CHICAGO (670 The Score) -- The controversy surrounding the black shoes that Cubs utilityman Ben Zobrist has worn despite a warning against it from MLB seems appears to be a launch pad amid the broader issue of who controls the individuality in the game of baseball.

The black cleats that Zobrist has worn during day games at Wrigley Field for the past two years violate MLB's uniform guidelines because they aren't 51 percent of the Cubs' dominant color. After the league ignored Zobrist's habit for a long time, it sent him a letter recently informing him that he could be fined and further disciplined if he continued to wear the black spikes, which he did in a loss to the Braves on Monday.

This kerfuffle is about much more than cleat colors. MLB's rules enforcement department appears to be testing the will the MLB Players' Association against that of owners in the league. 

The union remains unhappy with how a slow-moving free-agent market played out last winter, as owners took a hard-line stance against extending long-term contracts, for the most part. That represented a power shift back to owners. 

The question now is will the union push back over the uniform issue?

"There is something definitely going on," Cubs reliever Steve Cishek said before referencing the success of Players Weekend in 2017. "Last year when we were wearing uniforms one day with all of the nicknames and all of that what they wanted on their shoes, it turned out awesome. MLB gave us full reign to wear anything we wanted to. At that time, they did not put any restrictions on us. A lot of guys ordered their custom spikes to show and grow the game. Nobody said anything to us. Now all of a sudden, out of nowhere, they are dropping warnings and fines on people."

The competitive balance (luxury) tax threshold of $197 million certainly played a part in owners' reluctant to hand out really lucrative contracts. And there's nothing illegal with owners looking to control expenditures by scaling back on payroll, so long as they're not acting in unison to artificially set contract terms to players.

Baseball's current collective bargaining agreement runs through 2021, and there hasn't been a work stoppage since 1994.

While this cleat color issue is minor, it's an example of something that could escalate if players feel the presence of big brother breathing down their necks.

These seemingly minor issues might indeed escalate if the players begin to feel the presence of big brother breathing down their necks.

"This whole thing has been interesting," Cishek said. "They want us to work together with them on a lot of situations. Now they crunch down on something as small as this (uniform rules). This is really confusing. I don't know how this tries to build trust."
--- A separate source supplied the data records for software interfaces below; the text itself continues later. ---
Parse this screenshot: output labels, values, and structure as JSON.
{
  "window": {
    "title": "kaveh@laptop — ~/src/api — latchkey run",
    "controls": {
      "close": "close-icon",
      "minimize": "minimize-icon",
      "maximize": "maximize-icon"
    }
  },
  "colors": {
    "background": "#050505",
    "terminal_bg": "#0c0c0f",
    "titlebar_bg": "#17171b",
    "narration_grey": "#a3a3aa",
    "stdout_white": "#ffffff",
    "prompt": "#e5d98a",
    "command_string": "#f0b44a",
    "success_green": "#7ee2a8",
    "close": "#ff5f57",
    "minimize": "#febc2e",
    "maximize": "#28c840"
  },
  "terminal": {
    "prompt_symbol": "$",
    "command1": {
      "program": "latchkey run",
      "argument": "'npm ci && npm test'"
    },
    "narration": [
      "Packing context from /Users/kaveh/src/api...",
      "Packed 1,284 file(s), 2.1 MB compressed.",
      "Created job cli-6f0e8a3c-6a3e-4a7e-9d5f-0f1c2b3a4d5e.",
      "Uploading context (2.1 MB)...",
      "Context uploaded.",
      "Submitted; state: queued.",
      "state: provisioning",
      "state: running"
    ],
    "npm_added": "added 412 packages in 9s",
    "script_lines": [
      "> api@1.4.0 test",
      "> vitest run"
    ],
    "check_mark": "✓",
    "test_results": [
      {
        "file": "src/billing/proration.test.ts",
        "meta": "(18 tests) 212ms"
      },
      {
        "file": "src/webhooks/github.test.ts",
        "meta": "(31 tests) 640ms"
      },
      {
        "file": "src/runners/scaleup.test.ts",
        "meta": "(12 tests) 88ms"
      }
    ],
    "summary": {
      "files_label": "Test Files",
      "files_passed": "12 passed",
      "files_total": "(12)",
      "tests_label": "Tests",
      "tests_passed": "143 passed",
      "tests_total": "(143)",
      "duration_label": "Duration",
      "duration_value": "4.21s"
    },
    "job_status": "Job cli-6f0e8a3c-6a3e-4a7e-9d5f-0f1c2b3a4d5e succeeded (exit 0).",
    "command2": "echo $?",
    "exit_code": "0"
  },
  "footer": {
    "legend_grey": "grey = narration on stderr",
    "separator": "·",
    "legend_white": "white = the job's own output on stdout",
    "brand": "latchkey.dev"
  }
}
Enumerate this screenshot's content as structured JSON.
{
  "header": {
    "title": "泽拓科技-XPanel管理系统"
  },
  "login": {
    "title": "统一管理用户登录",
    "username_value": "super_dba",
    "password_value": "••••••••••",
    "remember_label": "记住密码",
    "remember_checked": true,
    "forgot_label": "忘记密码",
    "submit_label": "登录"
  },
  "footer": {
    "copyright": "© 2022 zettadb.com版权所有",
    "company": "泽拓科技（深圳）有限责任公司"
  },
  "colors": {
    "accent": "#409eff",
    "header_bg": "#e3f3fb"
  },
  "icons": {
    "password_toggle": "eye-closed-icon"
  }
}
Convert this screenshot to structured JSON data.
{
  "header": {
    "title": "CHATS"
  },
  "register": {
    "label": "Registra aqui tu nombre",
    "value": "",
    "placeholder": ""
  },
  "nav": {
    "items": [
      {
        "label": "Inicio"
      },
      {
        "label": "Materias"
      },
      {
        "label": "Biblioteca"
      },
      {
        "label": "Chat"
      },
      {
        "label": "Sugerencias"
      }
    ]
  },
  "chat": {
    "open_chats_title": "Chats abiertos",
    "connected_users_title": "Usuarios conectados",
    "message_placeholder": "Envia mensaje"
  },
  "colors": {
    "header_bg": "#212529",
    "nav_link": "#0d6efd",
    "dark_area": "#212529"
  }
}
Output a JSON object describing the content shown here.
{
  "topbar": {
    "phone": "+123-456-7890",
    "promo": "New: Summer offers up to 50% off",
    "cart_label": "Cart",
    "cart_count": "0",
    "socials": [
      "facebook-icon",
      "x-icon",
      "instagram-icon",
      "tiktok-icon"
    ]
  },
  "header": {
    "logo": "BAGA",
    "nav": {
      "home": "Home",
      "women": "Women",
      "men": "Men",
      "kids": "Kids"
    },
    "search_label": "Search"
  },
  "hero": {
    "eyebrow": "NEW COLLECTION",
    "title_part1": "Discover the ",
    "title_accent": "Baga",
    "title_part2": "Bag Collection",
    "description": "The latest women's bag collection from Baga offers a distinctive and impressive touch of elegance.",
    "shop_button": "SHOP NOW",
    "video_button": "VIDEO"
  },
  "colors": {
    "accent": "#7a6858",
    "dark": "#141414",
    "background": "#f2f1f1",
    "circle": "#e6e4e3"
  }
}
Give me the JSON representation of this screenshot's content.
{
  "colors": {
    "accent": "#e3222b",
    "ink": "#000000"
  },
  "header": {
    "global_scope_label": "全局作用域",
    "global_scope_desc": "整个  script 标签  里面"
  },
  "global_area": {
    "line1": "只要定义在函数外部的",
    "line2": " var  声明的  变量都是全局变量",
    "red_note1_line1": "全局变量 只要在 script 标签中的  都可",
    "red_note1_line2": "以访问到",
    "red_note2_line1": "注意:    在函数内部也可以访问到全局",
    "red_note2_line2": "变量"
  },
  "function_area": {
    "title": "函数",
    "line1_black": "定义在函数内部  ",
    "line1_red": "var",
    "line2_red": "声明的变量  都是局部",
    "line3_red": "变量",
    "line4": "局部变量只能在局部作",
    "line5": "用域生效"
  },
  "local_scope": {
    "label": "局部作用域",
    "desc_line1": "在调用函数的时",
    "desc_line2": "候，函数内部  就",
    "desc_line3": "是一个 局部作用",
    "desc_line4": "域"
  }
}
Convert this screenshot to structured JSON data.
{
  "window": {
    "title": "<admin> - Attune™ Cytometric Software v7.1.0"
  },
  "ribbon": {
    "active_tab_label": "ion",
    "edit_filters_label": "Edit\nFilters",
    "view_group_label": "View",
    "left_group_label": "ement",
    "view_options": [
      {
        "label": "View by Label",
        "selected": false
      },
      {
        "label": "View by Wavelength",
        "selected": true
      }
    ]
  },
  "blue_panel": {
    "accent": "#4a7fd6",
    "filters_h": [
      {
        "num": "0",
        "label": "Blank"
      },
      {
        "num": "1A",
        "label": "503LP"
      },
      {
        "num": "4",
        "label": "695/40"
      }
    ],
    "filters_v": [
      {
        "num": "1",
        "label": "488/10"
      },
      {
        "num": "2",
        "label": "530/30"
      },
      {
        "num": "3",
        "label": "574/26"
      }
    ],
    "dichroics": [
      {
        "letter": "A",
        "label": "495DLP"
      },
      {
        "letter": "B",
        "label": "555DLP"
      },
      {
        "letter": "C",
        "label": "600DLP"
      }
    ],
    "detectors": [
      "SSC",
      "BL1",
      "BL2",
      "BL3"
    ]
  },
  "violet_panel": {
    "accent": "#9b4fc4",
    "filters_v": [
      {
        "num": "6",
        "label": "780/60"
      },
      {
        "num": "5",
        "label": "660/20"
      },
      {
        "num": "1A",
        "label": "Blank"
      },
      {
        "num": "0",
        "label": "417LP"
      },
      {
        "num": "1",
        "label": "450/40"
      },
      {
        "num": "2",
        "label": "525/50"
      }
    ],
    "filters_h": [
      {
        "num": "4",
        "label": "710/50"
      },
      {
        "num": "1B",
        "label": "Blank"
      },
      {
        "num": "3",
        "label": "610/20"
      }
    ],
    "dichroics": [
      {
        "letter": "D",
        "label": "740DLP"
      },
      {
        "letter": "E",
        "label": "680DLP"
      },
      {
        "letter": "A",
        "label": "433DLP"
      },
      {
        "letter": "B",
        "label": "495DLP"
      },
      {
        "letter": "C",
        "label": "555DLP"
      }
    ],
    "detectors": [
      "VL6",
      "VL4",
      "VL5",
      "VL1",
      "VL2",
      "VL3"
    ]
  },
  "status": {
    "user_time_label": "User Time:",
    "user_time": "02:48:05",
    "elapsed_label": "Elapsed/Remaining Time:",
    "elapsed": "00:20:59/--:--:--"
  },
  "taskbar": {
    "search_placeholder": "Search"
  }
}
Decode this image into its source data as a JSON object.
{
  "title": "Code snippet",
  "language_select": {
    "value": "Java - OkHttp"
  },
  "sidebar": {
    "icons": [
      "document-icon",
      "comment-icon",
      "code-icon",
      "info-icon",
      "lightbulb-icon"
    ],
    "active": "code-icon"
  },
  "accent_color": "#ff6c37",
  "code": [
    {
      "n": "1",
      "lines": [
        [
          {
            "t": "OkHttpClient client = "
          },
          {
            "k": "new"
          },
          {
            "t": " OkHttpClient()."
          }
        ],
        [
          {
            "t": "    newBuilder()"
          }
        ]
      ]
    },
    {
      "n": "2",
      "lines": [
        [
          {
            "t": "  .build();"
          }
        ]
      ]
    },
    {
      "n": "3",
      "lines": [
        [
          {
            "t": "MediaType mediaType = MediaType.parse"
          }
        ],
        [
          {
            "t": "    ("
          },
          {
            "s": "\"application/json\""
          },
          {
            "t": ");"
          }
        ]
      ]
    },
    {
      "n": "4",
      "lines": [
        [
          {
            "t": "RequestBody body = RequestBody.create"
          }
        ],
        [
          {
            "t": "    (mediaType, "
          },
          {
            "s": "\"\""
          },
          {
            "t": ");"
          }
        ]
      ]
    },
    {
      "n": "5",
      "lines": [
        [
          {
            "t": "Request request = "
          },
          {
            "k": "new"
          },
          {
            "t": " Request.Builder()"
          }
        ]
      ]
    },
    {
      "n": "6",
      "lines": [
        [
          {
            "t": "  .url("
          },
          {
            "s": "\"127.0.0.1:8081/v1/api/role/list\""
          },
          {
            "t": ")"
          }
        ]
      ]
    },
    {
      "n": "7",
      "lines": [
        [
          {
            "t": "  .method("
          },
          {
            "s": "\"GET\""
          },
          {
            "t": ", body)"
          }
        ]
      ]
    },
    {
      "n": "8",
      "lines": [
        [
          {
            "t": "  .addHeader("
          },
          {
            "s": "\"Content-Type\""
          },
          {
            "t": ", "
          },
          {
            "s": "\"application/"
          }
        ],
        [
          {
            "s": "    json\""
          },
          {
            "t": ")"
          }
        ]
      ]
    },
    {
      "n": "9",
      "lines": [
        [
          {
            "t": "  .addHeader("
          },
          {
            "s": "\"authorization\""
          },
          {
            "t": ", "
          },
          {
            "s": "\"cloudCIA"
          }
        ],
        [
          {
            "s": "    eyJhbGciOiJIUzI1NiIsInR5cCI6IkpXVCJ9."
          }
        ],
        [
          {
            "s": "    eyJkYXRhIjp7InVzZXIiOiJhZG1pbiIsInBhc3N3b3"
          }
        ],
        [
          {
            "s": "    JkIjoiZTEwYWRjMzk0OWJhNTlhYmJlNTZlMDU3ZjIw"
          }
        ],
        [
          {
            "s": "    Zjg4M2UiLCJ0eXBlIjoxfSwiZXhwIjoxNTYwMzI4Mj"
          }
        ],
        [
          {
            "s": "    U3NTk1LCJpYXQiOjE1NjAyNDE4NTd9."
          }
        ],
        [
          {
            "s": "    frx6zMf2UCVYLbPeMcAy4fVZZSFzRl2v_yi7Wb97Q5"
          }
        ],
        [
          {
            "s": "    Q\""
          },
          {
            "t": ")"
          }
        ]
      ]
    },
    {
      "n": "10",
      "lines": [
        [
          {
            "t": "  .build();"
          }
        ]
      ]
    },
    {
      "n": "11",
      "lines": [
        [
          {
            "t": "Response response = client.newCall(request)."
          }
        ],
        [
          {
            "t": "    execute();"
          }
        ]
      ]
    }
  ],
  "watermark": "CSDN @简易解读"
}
Bruce Levine covers the Cubs and White Sox for 670 The Score. Follow him on Twitter @MLBBruceLevine.​